The greatest acknowledgement you can get is when people start copying your concept.

music Updated: Aug 13, 2010 13:19 IST
Vidya Balachander

When it opened in 1968, the restaurant that stood in place of Not Just Jazz by the Bay was called Talk of the Town. It was a meeting place, a restaurant with live entertainment and a glass dance floor with lights. One of my fondest memories of the place is watching Usha Uthup perform. She started her career there. She had her own style, always dressed in colourful saris.

Talk of the Town had a very successful run right until the 1980s. We wanted to continue the idea of live entertainment, so we started a jazz club. People thought it would do miserably, but it was a challenge to do something different. Prominent jazz bars exist in all big cities of the world.

We didn’t start Jazz by the Bay with an eye on profit. I believe that if you do something with passion, the profits will automatically flow in. Three Flights Up (discotheque) could pack in 1,000 people, that’s where we were chasing the numbers. We were hoping to reach a more discerning audience with Jazz.

Louis Banks played on opening night and it was a thrill. Eight years later, a world-famous guitarist who was eating dinner suddenly started jamming on stage. We didn’t realise until later what a big name he was.

A couple of years after it opened, we realised there were too few jazz bands in Mumbai, playing the same 30 songs. That’s how the ‘Not Just’ was added to the name in 1999 - to include more elements to the live entertainment.

In 2001 or 2002, we started karaoke nights which caught on in a big way. We only had them on Mondays or Tuesdays, which were absolutely dead nights in any other restaurant. But within the first six weeks, we were packing in 300 people. I think it’s because Jazz has a natural stage. When someone went on stage after a couple of beers, they felt that they were performing before an audience.

I’m proud that not an inch of Jazz has changed in the last 15 years, not even the wall paint. The lunchtime soup-salad buffet has been the same for 15 years. We haven’t changed the recipes or even the location of the dishes on the bar. People have been coming for 10 years, eating the same thing. It’s wonderful when you build up such a loyal client base. It showcased talent right from Louis Banks to young kids. It gave them a taste of what it was to be a star.

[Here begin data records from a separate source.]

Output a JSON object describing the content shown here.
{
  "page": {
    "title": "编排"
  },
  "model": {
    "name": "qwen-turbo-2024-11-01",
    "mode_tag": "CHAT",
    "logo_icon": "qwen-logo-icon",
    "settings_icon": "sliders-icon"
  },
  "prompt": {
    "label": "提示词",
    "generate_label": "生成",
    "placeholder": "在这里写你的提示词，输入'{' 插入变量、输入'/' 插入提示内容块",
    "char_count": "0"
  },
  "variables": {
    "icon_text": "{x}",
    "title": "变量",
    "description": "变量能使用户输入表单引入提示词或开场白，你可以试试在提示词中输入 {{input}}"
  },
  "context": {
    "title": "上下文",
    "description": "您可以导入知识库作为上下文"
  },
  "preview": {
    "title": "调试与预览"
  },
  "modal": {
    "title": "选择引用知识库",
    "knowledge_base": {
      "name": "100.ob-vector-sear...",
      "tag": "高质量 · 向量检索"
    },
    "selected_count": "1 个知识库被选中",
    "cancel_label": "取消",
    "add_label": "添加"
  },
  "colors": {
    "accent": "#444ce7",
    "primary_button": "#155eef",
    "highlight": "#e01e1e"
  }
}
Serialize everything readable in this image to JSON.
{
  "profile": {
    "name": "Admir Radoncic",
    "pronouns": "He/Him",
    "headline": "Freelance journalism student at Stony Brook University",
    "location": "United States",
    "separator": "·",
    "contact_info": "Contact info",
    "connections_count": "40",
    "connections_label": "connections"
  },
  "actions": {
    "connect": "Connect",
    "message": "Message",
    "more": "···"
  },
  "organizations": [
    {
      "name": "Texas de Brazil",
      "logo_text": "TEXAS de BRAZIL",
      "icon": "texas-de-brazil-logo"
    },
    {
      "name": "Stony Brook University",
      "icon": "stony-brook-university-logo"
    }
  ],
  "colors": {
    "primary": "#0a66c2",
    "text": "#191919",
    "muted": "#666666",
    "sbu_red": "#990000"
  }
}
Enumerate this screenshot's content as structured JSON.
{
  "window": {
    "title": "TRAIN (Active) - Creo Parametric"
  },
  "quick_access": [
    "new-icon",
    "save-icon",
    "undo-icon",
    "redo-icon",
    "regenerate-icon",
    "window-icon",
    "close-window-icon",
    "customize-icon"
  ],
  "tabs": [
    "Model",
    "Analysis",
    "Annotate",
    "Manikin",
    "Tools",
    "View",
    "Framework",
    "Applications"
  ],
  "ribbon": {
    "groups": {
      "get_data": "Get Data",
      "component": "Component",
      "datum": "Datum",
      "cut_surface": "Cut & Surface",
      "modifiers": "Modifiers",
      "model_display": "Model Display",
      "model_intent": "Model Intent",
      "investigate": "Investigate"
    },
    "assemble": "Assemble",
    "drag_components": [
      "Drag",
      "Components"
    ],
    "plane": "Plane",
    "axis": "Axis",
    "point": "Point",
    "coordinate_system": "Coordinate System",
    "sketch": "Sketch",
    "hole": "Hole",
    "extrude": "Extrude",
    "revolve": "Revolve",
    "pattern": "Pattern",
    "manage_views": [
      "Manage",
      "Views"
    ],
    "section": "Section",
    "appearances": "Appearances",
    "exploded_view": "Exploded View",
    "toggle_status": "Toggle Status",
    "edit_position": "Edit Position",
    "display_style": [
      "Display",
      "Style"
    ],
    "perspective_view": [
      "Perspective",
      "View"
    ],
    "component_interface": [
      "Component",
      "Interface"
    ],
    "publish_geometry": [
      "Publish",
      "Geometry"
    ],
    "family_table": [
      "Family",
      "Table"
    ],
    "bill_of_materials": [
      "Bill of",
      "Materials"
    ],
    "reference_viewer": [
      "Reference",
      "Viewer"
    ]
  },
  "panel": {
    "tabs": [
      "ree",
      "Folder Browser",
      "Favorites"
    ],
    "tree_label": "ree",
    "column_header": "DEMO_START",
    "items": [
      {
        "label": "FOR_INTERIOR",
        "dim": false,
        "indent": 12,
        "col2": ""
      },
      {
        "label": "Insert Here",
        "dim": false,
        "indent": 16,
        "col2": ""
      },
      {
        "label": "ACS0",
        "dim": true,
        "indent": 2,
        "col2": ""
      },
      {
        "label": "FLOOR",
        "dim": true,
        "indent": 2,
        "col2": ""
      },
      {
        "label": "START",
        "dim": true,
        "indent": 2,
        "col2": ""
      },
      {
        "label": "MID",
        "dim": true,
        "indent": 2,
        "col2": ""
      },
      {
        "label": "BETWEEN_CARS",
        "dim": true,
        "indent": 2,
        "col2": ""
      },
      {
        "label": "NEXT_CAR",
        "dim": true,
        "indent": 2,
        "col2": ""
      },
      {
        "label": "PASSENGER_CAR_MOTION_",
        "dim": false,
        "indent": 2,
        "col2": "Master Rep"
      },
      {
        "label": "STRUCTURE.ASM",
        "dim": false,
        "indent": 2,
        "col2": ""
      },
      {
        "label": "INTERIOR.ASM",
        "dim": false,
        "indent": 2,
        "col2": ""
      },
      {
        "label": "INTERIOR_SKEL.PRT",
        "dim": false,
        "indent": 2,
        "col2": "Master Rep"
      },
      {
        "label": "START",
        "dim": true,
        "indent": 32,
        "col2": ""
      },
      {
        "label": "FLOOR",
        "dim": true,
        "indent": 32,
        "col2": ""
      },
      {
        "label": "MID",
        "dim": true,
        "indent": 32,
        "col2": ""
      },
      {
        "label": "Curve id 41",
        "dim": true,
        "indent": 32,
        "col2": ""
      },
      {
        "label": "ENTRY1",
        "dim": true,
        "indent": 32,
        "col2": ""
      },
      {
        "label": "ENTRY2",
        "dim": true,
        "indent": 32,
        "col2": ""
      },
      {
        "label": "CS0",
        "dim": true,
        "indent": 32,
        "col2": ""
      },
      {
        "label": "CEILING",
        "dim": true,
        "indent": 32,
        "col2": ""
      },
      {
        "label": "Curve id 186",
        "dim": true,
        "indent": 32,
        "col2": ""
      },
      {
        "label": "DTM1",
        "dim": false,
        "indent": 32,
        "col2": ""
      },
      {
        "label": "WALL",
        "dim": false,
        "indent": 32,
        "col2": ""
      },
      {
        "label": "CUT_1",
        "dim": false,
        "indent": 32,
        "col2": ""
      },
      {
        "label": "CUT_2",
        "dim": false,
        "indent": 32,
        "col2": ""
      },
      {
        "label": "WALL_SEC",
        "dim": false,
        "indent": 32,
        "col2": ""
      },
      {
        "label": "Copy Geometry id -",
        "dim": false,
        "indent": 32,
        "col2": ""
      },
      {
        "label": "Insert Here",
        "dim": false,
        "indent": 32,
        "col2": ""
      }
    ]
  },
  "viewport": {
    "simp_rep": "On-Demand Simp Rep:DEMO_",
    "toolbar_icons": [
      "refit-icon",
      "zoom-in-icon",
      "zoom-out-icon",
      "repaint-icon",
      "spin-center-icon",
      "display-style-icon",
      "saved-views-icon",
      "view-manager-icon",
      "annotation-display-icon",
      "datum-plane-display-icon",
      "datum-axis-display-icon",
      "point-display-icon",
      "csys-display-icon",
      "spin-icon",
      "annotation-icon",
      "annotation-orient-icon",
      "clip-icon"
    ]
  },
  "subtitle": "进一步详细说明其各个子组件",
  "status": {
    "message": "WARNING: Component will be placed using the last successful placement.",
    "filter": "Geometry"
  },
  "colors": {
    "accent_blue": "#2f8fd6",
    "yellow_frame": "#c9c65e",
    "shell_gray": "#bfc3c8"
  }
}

The greatest acknowledgement you can get is when people start copying your concept. So many live music venues coming up shows that Mumbai’s got talent. It also shows that you have an audience that appreciates the uniqueness of a live performance.